Really, Chet, you should be ashamed of yourself for suggesting, wholly without evidence, that I believe otherwise, and Midnight Son should be equally embarrased by his vocal support of Chet’s statement in that regard.

I would say that it’s safe to assume that shame is in short supply on an internet forum.

My experience has shown me that telling people you’ve never met how they “should” feel will most often have the opposite effect.

Damien you freaking nitwit, I know you are a lawyer, because you already tried to use the, “I am a lawyer so I am right” argument with me. Sorry for remembering that silly tactic.

Here you go, if you notice you even got salty, just so we would all realize how angry you really were at enron… (and then there was more)

Listen, goddammit – I’ve forgotten more about the Enron debacle than you’ll ever know. And I’ve got good reason to hate those fuckers. I used to work at a large law firm doing corporate transactions in the utility industry. Thanks to the assholes at Enron

Do you kiss your momma with that mouth?

As for my comment about you, if you notice I was attacking your tactics, not your silly points. But your panties are in such a cowboy bunch, you are just lashing around like corky at a water park.

Shame? Shame from a man, who when realizing he is wrong, realizing he is so full of shit, he can’t even stand his own smell, starts to play the genie game? Where unless you can make a statement in which the genie has no escape, you are wrong, wrong, wrong - regardless if the genie’s statement has any validity.

Give me a break Damien. Please tell me how you were on the presidential debating team merit badge winners or whatever presell you want to give, that you give all your statements, that you think lend you instant credibility. And hey why you are at it, see if you can make this another zombie thread. How many will that be for you? 3? 4? But thats right, that is everyone elses fault for not understanding the truth…


Tim Elhajj’s made more zombie threads than the rest of us put together (slight exaggeration). Where’s your hate for him?

Chet, I wasn’t surprised that you remembered I was a lawyer; I’ve disclosed that fact on these forums on a couple of occasions when I felt it appropriate. I just pointed out that since I am a lawyer, things like the rule of law and notions of fair play are particularly central to my worldview. It’s hard to go through a course of training that emphasises things like due process and not hold those things as important principles to be upheld.

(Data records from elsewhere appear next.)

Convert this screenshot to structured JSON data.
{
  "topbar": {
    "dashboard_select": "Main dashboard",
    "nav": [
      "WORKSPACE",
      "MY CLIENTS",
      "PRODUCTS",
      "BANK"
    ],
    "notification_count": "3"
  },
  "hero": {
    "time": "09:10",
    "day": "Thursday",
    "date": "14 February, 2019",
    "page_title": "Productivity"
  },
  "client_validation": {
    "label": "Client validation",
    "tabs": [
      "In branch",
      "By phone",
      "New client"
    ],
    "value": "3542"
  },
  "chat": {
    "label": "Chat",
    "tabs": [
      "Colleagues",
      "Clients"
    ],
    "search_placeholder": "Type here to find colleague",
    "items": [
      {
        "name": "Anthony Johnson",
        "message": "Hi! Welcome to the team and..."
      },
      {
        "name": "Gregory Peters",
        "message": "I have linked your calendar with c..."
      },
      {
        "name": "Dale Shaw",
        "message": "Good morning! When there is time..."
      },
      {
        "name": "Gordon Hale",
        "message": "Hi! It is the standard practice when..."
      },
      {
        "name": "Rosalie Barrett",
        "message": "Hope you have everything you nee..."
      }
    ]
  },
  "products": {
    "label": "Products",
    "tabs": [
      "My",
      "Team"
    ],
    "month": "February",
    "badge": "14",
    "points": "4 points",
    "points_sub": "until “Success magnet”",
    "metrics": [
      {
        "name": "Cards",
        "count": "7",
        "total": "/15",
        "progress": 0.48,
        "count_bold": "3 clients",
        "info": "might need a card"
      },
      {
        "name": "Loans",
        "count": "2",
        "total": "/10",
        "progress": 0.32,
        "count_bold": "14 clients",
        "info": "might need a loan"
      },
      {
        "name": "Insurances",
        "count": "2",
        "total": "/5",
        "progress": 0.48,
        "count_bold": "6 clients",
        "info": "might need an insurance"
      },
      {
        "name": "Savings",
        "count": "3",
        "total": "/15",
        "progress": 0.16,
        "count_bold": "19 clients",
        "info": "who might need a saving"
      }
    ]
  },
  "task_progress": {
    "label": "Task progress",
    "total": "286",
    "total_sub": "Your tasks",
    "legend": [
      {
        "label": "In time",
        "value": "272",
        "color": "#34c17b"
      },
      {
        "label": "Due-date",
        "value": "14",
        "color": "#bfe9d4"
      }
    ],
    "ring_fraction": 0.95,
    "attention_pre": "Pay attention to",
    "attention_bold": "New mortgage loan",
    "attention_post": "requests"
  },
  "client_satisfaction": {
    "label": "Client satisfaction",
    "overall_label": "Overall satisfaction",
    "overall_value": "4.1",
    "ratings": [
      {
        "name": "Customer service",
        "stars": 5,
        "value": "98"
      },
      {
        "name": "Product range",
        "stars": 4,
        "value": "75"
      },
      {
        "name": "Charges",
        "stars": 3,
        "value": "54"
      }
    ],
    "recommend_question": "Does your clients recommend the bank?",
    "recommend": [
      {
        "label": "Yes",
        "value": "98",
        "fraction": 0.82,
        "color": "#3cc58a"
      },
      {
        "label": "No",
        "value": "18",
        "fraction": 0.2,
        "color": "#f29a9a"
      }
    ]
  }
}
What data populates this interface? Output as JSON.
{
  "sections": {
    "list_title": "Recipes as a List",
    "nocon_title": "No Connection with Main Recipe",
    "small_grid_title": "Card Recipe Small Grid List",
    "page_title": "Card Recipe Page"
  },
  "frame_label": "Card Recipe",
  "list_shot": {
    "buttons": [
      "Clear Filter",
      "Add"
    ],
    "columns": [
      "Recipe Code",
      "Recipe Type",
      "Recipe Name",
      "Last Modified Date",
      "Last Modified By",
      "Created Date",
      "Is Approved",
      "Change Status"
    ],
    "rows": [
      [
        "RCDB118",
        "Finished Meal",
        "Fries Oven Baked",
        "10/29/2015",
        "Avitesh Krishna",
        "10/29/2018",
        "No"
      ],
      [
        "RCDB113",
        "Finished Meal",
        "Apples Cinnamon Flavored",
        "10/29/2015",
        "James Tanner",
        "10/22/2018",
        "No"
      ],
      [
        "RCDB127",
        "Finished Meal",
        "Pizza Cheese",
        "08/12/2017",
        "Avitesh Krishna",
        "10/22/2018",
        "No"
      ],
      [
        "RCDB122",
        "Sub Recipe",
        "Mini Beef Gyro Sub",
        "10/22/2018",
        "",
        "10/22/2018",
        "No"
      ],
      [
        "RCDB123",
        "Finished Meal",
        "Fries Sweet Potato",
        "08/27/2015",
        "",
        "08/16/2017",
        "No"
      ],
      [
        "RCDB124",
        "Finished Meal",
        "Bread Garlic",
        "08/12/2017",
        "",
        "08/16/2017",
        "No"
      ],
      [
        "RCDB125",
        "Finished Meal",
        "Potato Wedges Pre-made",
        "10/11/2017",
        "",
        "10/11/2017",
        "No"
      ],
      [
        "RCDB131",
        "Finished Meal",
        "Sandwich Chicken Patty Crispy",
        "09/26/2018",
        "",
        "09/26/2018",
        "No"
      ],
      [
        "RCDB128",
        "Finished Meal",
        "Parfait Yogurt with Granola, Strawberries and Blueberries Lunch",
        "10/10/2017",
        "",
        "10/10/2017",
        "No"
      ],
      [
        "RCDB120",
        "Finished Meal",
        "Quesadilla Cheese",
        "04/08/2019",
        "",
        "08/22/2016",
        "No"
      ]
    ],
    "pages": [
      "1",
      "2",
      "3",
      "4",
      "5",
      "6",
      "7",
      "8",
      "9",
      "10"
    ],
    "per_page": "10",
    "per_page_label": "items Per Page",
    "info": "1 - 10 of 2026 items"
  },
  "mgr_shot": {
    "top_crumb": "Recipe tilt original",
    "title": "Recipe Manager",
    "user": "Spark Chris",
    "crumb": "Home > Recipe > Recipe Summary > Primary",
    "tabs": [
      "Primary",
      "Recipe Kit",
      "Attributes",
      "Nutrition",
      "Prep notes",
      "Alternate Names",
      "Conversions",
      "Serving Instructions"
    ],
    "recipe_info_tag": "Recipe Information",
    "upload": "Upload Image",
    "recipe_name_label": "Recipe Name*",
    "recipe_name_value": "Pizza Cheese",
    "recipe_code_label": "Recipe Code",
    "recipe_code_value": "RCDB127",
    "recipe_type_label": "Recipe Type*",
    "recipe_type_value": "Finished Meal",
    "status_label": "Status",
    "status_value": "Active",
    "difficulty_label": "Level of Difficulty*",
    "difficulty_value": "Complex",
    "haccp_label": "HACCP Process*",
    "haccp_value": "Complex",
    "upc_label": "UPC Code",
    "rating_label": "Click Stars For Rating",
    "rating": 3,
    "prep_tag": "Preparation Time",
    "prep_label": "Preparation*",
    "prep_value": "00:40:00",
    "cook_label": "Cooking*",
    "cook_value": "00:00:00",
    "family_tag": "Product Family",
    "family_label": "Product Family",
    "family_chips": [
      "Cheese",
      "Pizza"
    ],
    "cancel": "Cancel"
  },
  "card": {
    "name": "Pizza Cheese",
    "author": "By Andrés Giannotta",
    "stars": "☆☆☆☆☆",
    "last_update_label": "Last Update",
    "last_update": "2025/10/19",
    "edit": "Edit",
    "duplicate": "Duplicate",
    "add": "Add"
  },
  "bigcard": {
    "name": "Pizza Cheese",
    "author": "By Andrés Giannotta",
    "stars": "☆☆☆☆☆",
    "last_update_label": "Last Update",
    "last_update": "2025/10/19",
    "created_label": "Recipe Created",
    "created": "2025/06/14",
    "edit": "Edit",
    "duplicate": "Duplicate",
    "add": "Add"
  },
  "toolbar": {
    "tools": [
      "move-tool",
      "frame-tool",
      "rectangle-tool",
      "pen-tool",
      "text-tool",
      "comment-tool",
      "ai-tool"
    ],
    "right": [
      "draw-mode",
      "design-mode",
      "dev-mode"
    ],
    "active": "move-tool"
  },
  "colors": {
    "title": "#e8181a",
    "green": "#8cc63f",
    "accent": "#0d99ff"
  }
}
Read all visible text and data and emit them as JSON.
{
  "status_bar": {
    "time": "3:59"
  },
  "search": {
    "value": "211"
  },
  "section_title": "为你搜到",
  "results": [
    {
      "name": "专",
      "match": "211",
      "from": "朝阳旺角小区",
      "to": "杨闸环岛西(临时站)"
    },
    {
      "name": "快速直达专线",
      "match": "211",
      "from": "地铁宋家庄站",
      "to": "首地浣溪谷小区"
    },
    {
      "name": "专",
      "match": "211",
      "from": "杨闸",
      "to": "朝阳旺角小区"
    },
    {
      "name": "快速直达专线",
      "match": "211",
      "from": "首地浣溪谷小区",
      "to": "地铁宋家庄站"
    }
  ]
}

And I defy you to point to an instance of me saying “I’m a lawyer, therefore I am right.” While I have on occasion pointed out my legal training, I have always expected that my points would stand on their own merits rather than on an appeal to my own authority. Indeed, I’ve engaged in extensive discussions about the law on these very boards with nonlawyers, and never once to my knowledge have I told a poster to accept my argument at face value solely by dint of my admission to the bar.

You’re right; I shouldn’t expect shame from you.

I have no idea what you are talking about. Please do enlighten me.

(I suspect you’re referring to my pesky insistence on actual evidence rather than base conjecture before I deem someone guilty of something. To which I can only say: everyone should be so rigorous in their thinking. I consider this a virtue, not a vice.)

Again, please, do indicate where I’ve ever done this in the past.

I’ve had extended discussions in other threads with capable debaters. To the extent those are “zombie threads” I suppose is in the eye of the beholder. I don’t think the length of a thread is always an indicator of its quality (or lack thereof). Sometimes good discussions take a long time to develop.

But really, this isn’t about me; it’s about you and your absurd suggestion that I would support illegal behavior in the support of the election of Republican candidates. Again, that is a baseless, false accusation on your part. You have no basis to suggest that I would do that. If you feel otherwise, I’d love to see you ante up with evidence for that proposition.